Compare that to Hayek’s view of common law, as elucidated by Peter J. Boettke:
[Hayek’s] political and legal theory emphasized that the rule of law was the necessary foundation for peaceful co- existence. He contrasted the tradition of the common law with that of statute law, i.e., legislative decrees. He showed how the common law emerges, case by case, as judges apply to particular cases general rules which are themselves products of cultural evolution. Thus, he explained that embedded within the common law is knowledge gained through a long history of trial and error.

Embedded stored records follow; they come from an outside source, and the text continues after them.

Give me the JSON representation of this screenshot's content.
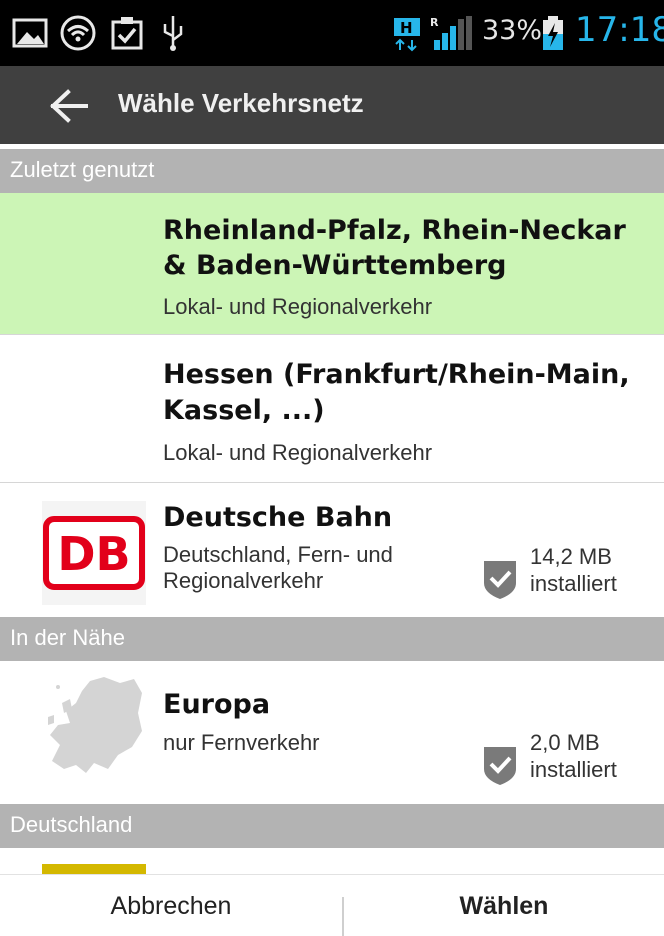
{
  "status_bar": {
    "icons": [
      "image-icon",
      "wifi-icon",
      "clipboard-check-icon",
      "usb-icon",
      "hplus-network-icon",
      "signal-icon",
      "battery-charging-icon"
    ],
    "battery_percent": "33%",
    "time": "17:18",
    "time_color": "#27b6ea"
  },
  "header": {
    "title": "Wähle Verkehrsnetz",
    "background": "#404040"
  },
  "sections": {
    "recent": "Zuletzt genutzt",
    "nearby": "In der Nähe",
    "germany": "Deutschland"
  },
  "items": [
    {
      "title_line1": "Rheinland-Pfalz, Rhein-Neckar",
      "title_line2": "& Baden-Württemberg",
      "subtitle": "Lokal- und Regionalverkehr",
      "selected": true,
      "highlight_color": "#ccf5b6"
    },
    {
      "title_line1": "Hessen (Frankfurt/Rhein-Main,",
      "title_line2": "Kassel, ...)",
      "subtitle": "Lokal- und Regionalverkehr",
      "selected": false
    },
    {
      "title": "Deutsche Bahn",
      "subtitle_line1": "Deutschland, Fern- und",
      "subtitle_line2": "Regionalverkehr",
      "size": "14,2 MB",
      "status": "installiert",
      "logo_text": "DB",
      "logo_color": "#e2001a"
    },
    {
      "title": "Europa",
      "subtitle": "nur Fernverkehr",
      "size": "2,0 MB",
      "status": "installiert"
    }
  ],
  "actions": {
    "cancel": "Abbrechen",
    "confirm": "Wählen"
  }
}
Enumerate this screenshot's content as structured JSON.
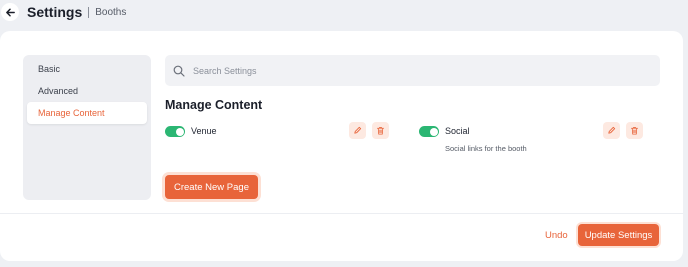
{
  "header": {
    "title": "Settings",
    "breadcrumb": "Booths"
  },
  "sidebar": {
    "items": [
      {
        "label": "Basic"
      },
      {
        "label": "Advanced"
      },
      {
        "label": "Manage Content"
      }
    ],
    "active": "Manage Content"
  },
  "search": {
    "placeholder": "Search Settings",
    "value": ""
  },
  "section": {
    "title": "Manage Content"
  },
  "content_items": [
    {
      "label": "Venue",
      "enabled": true,
      "description": ""
    },
    {
      "label": "Social",
      "enabled": true,
      "description": "Social links for the booth"
    }
  ],
  "buttons": {
    "create_new_page": "Create New Page",
    "undo": "Undo",
    "update_settings": "Update Settings"
  },
  "colors": {
    "accent": "#e8643a",
    "toggle_on": "#2bb673",
    "background": "#eef0f4"
  }
}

This insight led Hayek to the conclusion that law, like the market, is a “spontaneous” order—the result of human action, but not of human design.

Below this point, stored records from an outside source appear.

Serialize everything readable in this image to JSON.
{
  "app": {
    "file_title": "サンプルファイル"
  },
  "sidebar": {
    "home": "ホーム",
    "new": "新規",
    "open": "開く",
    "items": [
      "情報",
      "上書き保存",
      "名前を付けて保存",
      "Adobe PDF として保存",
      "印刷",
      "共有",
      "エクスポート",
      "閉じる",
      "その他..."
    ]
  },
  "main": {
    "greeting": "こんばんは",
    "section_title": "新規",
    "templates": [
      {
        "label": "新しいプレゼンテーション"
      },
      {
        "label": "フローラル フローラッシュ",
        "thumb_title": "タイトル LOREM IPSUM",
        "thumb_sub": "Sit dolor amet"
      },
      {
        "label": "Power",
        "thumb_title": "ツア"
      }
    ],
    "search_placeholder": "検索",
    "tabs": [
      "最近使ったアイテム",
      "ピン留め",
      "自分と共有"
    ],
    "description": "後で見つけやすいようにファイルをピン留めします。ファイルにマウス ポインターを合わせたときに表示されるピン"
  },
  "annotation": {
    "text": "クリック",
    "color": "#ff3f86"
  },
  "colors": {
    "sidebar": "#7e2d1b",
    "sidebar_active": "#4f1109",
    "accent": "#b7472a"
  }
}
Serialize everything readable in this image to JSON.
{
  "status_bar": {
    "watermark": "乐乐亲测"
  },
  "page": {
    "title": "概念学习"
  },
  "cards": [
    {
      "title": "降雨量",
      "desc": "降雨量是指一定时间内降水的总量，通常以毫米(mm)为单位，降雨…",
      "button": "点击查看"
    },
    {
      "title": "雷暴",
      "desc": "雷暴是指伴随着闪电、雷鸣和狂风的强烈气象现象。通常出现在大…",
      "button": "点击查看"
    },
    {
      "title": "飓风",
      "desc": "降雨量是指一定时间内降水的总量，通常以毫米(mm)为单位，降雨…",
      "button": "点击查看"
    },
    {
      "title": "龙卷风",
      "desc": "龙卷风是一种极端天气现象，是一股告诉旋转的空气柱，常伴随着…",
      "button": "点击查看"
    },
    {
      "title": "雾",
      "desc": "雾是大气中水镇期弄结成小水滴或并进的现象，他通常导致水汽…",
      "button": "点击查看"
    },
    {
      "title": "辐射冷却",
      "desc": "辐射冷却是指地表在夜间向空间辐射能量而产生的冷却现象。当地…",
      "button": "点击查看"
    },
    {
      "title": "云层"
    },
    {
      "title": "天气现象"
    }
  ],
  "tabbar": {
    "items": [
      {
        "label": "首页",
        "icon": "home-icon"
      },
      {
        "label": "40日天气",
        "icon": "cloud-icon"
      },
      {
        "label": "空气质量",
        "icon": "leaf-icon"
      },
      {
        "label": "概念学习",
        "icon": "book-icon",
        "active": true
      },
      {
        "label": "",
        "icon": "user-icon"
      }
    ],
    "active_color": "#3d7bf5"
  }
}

Rand’s rationalism blinds her to the wisdom and experience embedded in common law, while at the same time making her over-estimate the degree to which “reason” can figure out the complexities involved in developing the laws necessary to maintain and free and prosperous social order.

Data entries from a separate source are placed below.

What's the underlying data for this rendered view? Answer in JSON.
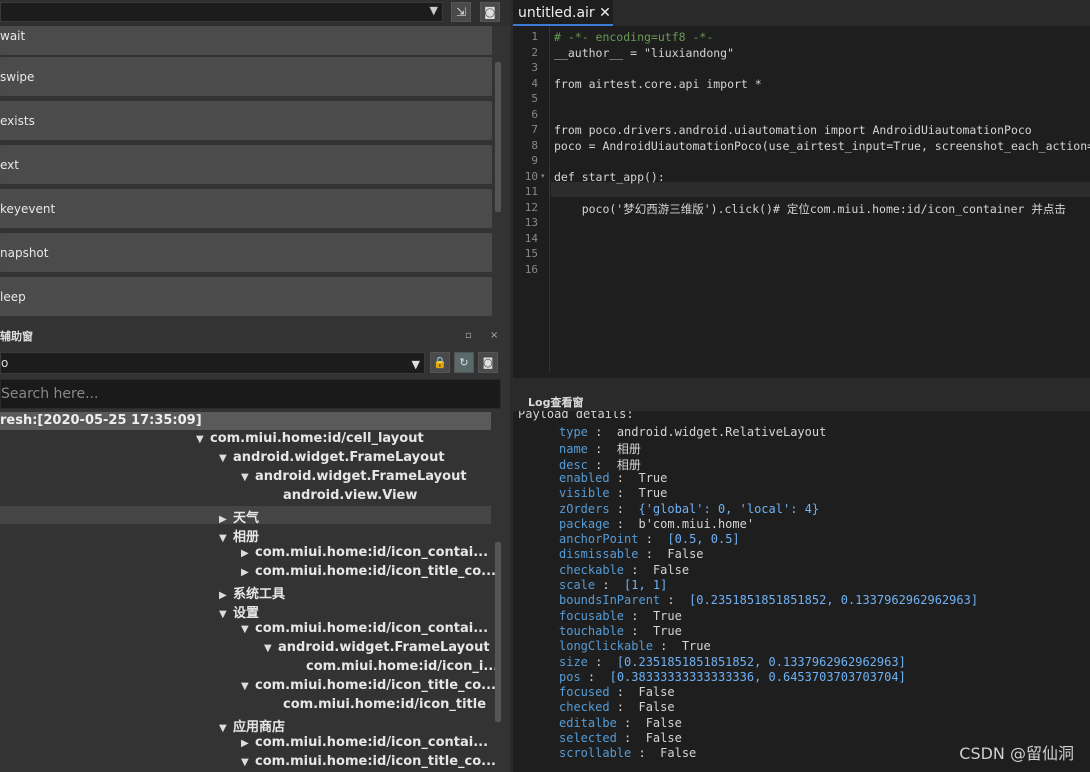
{
  "api_list": [
    "wait",
    "swipe",
    "exists",
    "ext",
    "keyevent",
    "napshot",
    "leep"
  ],
  "helper_window": {
    "title": "辅助窗",
    "restore": "▫",
    "close": "×",
    "mode_value": "o",
    "search_placeholder": "Search here...",
    "refresh_label": "resh:[2020-05-25 17:35:09]"
  },
  "tree": [
    {
      "label": "com.miui.home:id/cell_layout",
      "toggle": "▼"
    },
    {
      "label": "android.widget.FrameLayout",
      "toggle": "▼"
    },
    {
      "label": "android.widget.FrameLayout",
      "toggle": "▼"
    },
    {
      "label": "android.view.View",
      "toggle": ""
    },
    {
      "label": "天气",
      "toggle": "▶"
    },
    {
      "label": "相册",
      "toggle": "▼"
    },
    {
      "label": "com.miui.home:id/icon_contai...",
      "toggle": "▶"
    },
    {
      "label": "com.miui.home:id/icon_title_co...",
      "toggle": "▶"
    },
    {
      "label": "系统工具",
      "toggle": "▶"
    },
    {
      "label": "设置",
      "toggle": "▼"
    },
    {
      "label": "com.miui.home:id/icon_contai...",
      "toggle": "▼"
    },
    {
      "label": "android.widget.FrameLayout",
      "toggle": "▼"
    },
    {
      "label": "com.miui.home:id/icon_i...",
      "toggle": ""
    },
    {
      "label": "com.miui.home:id/icon_title_co...",
      "toggle": "▼"
    },
    {
      "label": "com.miui.home:id/icon_title",
      "toggle": ""
    },
    {
      "label": "应用商店",
      "toggle": "▼"
    },
    {
      "label": "com.miui.home:id/icon_contai...",
      "toggle": "▶"
    },
    {
      "label": "com.miui.home:id/icon_title_co...",
      "toggle": "▼"
    }
  ],
  "editor": {
    "tab_title": "untitled.air",
    "tab_close": "✕",
    "line_numbers": [
      "1",
      "2",
      "3",
      "4",
      "5",
      "6",
      "7",
      "8",
      "9",
      "10",
      "11",
      "12",
      "13",
      "14",
      "15",
      "16"
    ],
    "fold_marker": "▾",
    "lines": [
      "# -*- encoding=utf8 -*-",
      "__author__ = \"liuxiandong\"",
      "",
      "from airtest.core.api import *",
      "",
      "",
      "from poco.drivers.android.uiautomation import AndroidUiautomationPoco",
      "poco = AndroidUiautomationPoco(use_airtest_input=True, screenshot_each_action=",
      "",
      "def start_app():",
      "",
      "    poco('梦幻西游三维版').click()# 定位com.miui.home:id/icon_container 并点击",
      "",
      "",
      "",
      ""
    ]
  },
  "log": {
    "title": "Log查看窗",
    "header": "Payload details:",
    "props": [
      {
        "key": "type",
        "value": "android.widget.RelativeLayout"
      },
      {
        "key": "name",
        "value": "相册"
      },
      {
        "key": "desc",
        "value": "相册"
      },
      {
        "key": "enabled",
        "value": "True"
      },
      {
        "key": "visible",
        "value": "True"
      },
      {
        "key": "zOrders",
        "value": "{'global': 0, 'local': 4}"
      },
      {
        "key": "package",
        "value": "b'com.miui.home'"
      },
      {
        "key": "anchorPoint",
        "value": "[0.5, 0.5]"
      },
      {
        "key": "dismissable",
        "value": "False"
      },
      {
        "key": "checkable",
        "value": "False"
      },
      {
        "key": "scale",
        "value": "[1, 1]"
      },
      {
        "key": "boundsInParent",
        "value": "[0.2351851851851852, 0.1337962962962963]"
      },
      {
        "key": "focusable",
        "value": "True"
      },
      {
        "key": "touchable",
        "value": "True"
      },
      {
        "key": "longClickable",
        "value": "True"
      },
      {
        "key": "size",
        "value": "[0.2351851851851852, 0.1337962962962963]"
      },
      {
        "key": "pos",
        "value": "[0.38333333333333336, 0.6453703703703704]"
      },
      {
        "key": "focused",
        "value": "False"
      },
      {
        "key": "checked",
        "value": "False"
      },
      {
        "key": "editalbe",
        "value": "False"
      },
      {
        "key": "selected",
        "value": "False"
      },
      {
        "key": "scrollable",
        "value": "False"
      }
    ]
  },
  "watermark": "CSDN @留仙洞"
}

Adherents of the Utopian Vision tend to regard their those who don’t share their vision as guilty of stupidity or dishonesty. We find a correlate of this view in the Objectivist view that everyone who disagrees with them is either guilty of an “error of knowledge” or “evasion.” In practice, Objectivist tend to believe that most people who differ with them are guilty of evasion and hence are worthy of moral condemnation. Although a reasonable person might have doubts at to whether a given individual is guilty of an error of knowledge or an evasion (after all, no individual can get inside another person's head), Objectivists seem to believe that they have special powers in this arena, and don't shrink from drawing conclusions about the inner psychology even of people they hardly know. As Peikoff explained:
[Errors of knowledge] are not nearly so common as some people wish to think, especially in the field of philosophy. In our century, there have been countless mass movements dedicated to inherently dishonest ideas — e.g., Nazism, Communism, non-objective art, non-Aristotelian logic, egalitarianism, nihilism, the pragmatist cult of compromise, the Shirley MacLaine types, who “channel” with ghosts and recount their previous lives; etc. In all such cases, the ideas are not merely false; in one form or another, they represent an explicit rebellion against reason and reality (and, therefore, against man and values).… The originators, leaders and intellectual spokesmen of all such movements are necessarily evaders on a major scale; they are not merely mistaken, but are crusading irrationalists [and therefore are evil]. [“Fact and Value”]
So, in conclusion, although Rand and her philosophy of Objectivism do not perfectly accord with the sort of Utopian Vision advocated by the political Left, the similarities are more striking and important than the differences. Rand accepts the view, common to utopian leftists, that human character is malleable and perfectible; she demands a rationale for everything in law and morality, even when this is either impractical or inappropriate; and she (and her orthodox followers) tends to demonize her opponents as evil. It is no exaggeration to suggest that Objectivism, in at least some respects, dangerously veers toward the Utopian Vision.